Class Year


Document Type

Student Research Paper

Date of Creation

Fall 2020

Department 1


Department 2

Cinema & Media Studies


Inside of every alien invasion story is a central ‘us vs. them’ mentality that carries the thematic and moral weight of the story. Because of this, alien invasion films can be viewed through a postcolonial lens that reveals the destructive implications of colonialism, including a fear of the foreign and the figure of the white savior. Roland Emmerich’s Independence Day (1996) and Denis Villeneuve’s Arrival (2016) are no exception to this. Although both films are about aliens coming to Earth, the perspectives they follow in telling the story, their depictions of the military and scientists, their commentary on the role of communication, and the outcomes of the conflict make the films inverted reflections of each other. With the excessive patriotic rhetoric and imagery of Independence Day and Arrival’s commentary on communication and militarism, the language of these films are seemingly opposed to each other, but both ultimately reveal the importance of that language in negotiating conflict and either challenging or conforming to the simplistic ‘us vs. them’ binary present in both of the films.


Written for GER 260: Violence in the Media

Creative Commons License

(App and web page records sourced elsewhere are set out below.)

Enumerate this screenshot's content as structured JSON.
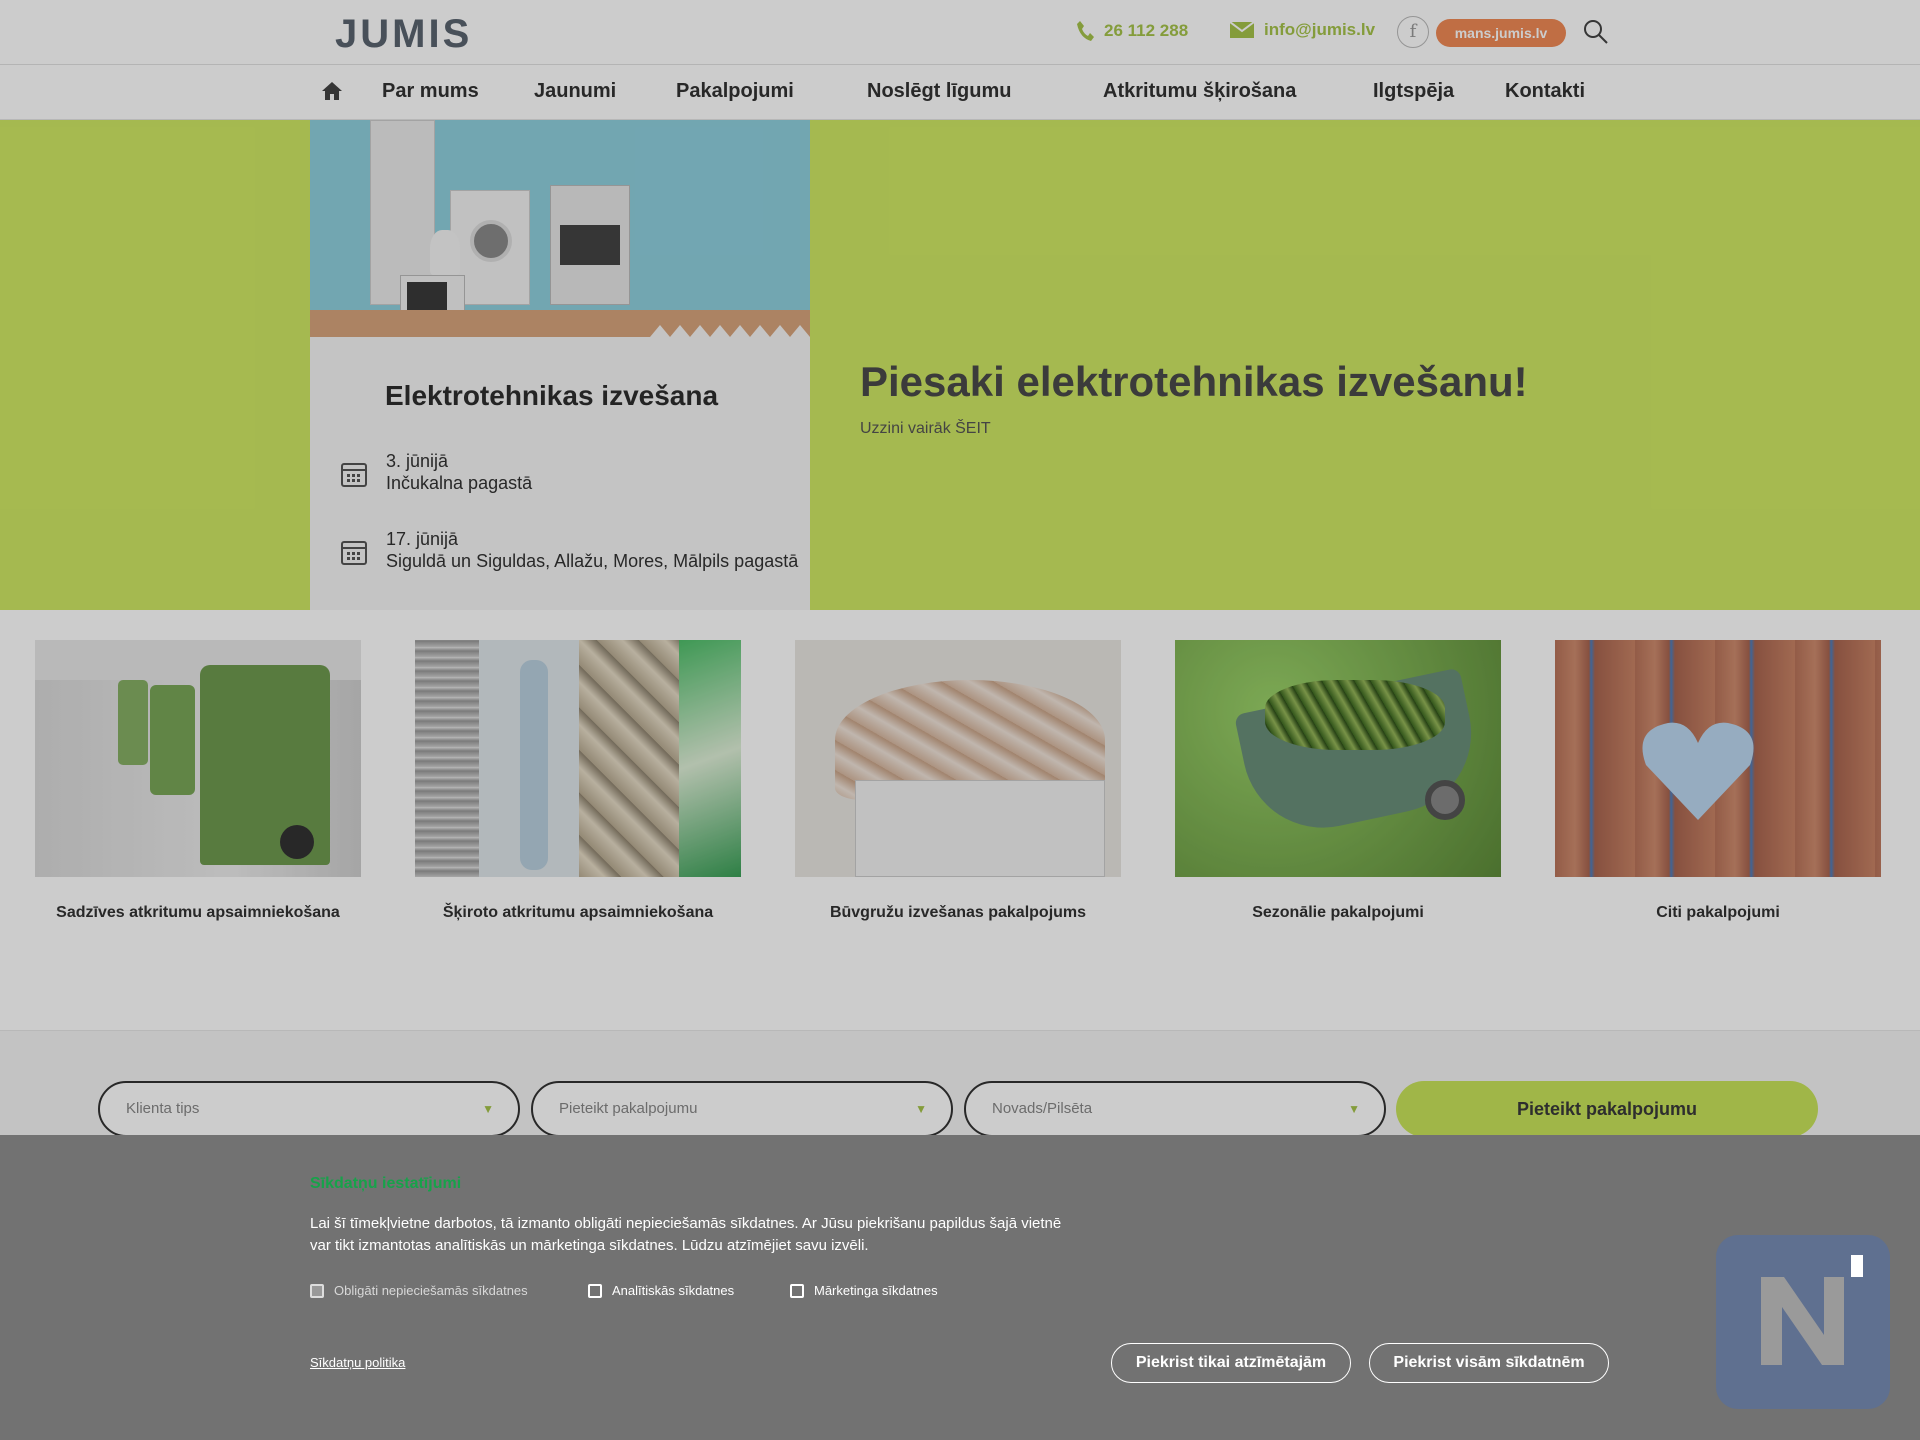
{
  "header": {
    "logo_text": "JUMIS",
    "phone": "26 112 288",
    "email": "info@jumis.lv",
    "facebook": "f",
    "portal_label": "mans.jumis.lv"
  },
  "nav": {
    "items": [
      "Par mums",
      "Jaunumi",
      "Pakalpojumi",
      "Noslēgt līgumu",
      "Atkritumu šķirošana",
      "Ilgtspēja",
      "Kontakti"
    ]
  },
  "hero": {
    "poster_title": "Elektrotehnikas izvešana",
    "events": [
      {
        "date": "3. jūnijā",
        "place": "Inčukalna pagastā"
      },
      {
        "date": "17. jūnijā",
        "place": "Siguldā un Siguldas, Allažu, Mores, Mālpils pagastā"
      }
    ],
    "title": "Piesaki elektrotehnikas izvešanu!",
    "subtitle": "Uzzini vairāk ŠEIT"
  },
  "services": [
    {
      "label": "Sadzīves atkritumu apsaimniekošana"
    },
    {
      "label": "Šķiroto atkritumu apsaimniekošana"
    },
    {
      "label": "Būvgružu izvešanas pakalpojums"
    },
    {
      "label": "Sezonālie pakalpojumi"
    },
    {
      "label": "Citi pakalpojumi"
    }
  ],
  "order": {
    "client_type_placeholder": "Klienta tips",
    "service_placeholder": "Pieteikt pakalpojumu",
    "region_placeholder": "Novads/Pilsēta",
    "submit_label": "Pieteikt pakalpojumu"
  },
  "cookies": {
    "title": "Sīkdatņu iestatījumi",
    "description": "Lai šī tīmekļvietne darbotos, tā izmanto obligāti nepieciešamās sīkdatnes. Ar Jūsu piekrišanu papildus šajā vietnē var tikt izmantotas analītiskās un mārketinga sīkdatnes. Lūdzu atzīmējiet savu izvēli.",
    "options": [
      {
        "label": "Obligāti nepieciešamās sīkdatnes",
        "checked": true,
        "disabled": true
      },
      {
        "label": "Analītiskās sīkdatnes",
        "checked": false,
        "disabled": false
      },
      {
        "label": "Mārketinga sīkdatnes",
        "checked": false,
        "disabled": false
      }
    ],
    "policy_link": "Sīkdatņu politika",
    "accept_selected": "Piekrist tikai atzīmētajām",
    "accept_all": "Piekrist visām sīkdatnēm"
  },
  "colors": {
    "brand_green": "#cfe864",
    "accent_orange": "#f08a56",
    "cookie_bg": "#727272"
  }
}
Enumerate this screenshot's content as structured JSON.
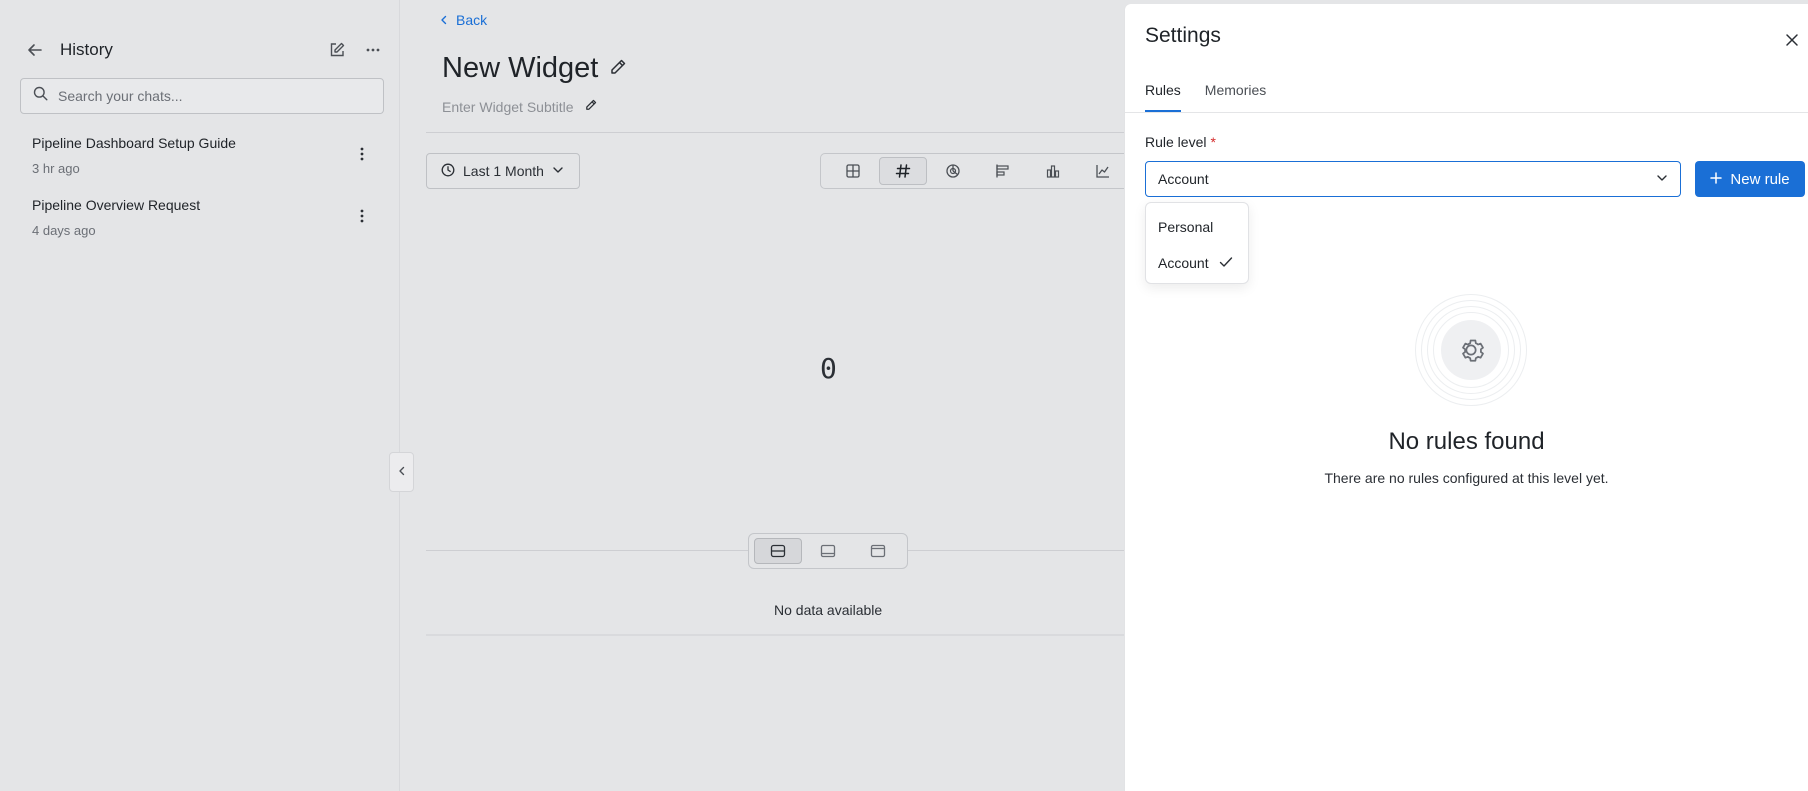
{
  "sidebar": {
    "title": "History",
    "search_placeholder": "Search your chats...",
    "chats": [
      {
        "title": "Pipeline Dashboard Setup Guide",
        "time": "3 hr ago"
      },
      {
        "title": "Pipeline Overview Request",
        "time": "4 days ago"
      }
    ]
  },
  "main": {
    "back_label": "Back",
    "widget_title": "New Widget",
    "widget_subtitle_placeholder": "Enter Widget Subtitle",
    "range_label": "Last 1 Month",
    "viz_icons": [
      "table-icon",
      "number-icon",
      "pie-icon",
      "horizontal-bar-icon",
      "bar-chart-icon",
      "line-chart-icon"
    ],
    "active_viz": "number-icon",
    "value": "0",
    "no_data": "No data available"
  },
  "settings": {
    "title": "Settings",
    "tabs": [
      {
        "label": "Rules"
      },
      {
        "label": "Memories"
      }
    ],
    "rule_level_label": "Rule level",
    "required_mark": "*",
    "selected_level": "Account",
    "new_rule_label": "New rule",
    "options": [
      {
        "label": "Personal"
      },
      {
        "label": "Account"
      }
    ],
    "empty_title": "No rules found",
    "empty_subtitle": "There are no rules configured at this level yet."
  },
  "colors": {
    "accent": "#1a6fd6",
    "required": "#d42a2a",
    "background": "#e4e5e7"
  }
}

Creative Commons Attribution 4.0 License
This work is licensed under a Creative Commons Attribution 4.0 License.